"Obviously it's something you think you could get, but it comes with more ice time and bigger roles," Versteeg said. "As myself, playing behind a lot of players in Chicago, and maybe going to be able to go and play a little more minutes on the PP or things like that. It could help with added production. You don't quite know until you get there, but I've always believed I can produce and I can play hard every night and if I'm not scoring, then I'm going to help on the penalty kill or help by giving the team energy. But I do believe I can
help produce more."
Versteeg will also bring something that the Leafs desperately lack -- Stanley Cup experience. The only other Leafs on the current roster who have raised the Cup are goaltender Jean-Sebastien Giguere
and defenseman Francois Beauchemin
, both with Anaheim in 2007. As a matter of fact, Versteeg will technically be a Leaf when he spends his day with the Cup -- this Saturday -- in his hometown of Lethbridge, Alta.
"It teaches you so much mentally about the game and how hard you can push yourself at those moments and the emotional upswings and downswings," Versteeg said of playing 39 playoff games the past two seasons. "One minute you're up, one minute you're down and then next thing you know, you're down again and you score a shorthanded goal that puts you into overtime and you win in overtime. It's a roller-coaster ride, but you learn from it and you got to try to stay as even-keeled as you can.

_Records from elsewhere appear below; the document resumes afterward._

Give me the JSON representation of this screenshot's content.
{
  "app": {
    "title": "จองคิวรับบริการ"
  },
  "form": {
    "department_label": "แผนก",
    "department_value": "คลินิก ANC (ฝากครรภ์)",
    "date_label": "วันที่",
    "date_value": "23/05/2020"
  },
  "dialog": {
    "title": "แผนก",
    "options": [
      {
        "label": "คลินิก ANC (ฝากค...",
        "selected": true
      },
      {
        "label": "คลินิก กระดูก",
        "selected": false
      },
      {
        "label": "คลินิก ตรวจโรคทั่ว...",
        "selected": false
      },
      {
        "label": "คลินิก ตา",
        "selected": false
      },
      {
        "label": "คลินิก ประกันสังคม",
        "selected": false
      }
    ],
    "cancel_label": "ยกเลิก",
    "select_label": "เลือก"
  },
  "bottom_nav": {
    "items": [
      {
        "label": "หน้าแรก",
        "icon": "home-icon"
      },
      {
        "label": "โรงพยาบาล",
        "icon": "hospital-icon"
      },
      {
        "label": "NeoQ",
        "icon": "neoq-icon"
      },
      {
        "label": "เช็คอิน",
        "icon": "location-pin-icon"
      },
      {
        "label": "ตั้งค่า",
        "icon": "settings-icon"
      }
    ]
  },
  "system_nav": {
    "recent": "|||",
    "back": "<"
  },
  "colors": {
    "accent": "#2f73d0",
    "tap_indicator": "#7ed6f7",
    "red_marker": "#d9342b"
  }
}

"You got to learn that you have to put bad games and losses behind you. Who cares what anyone says about you. It's not about what anyone says. It's about the guys in the room and it's about the guys who are about each other."
Follow Dave Lozo on Twitter: @DaveLozo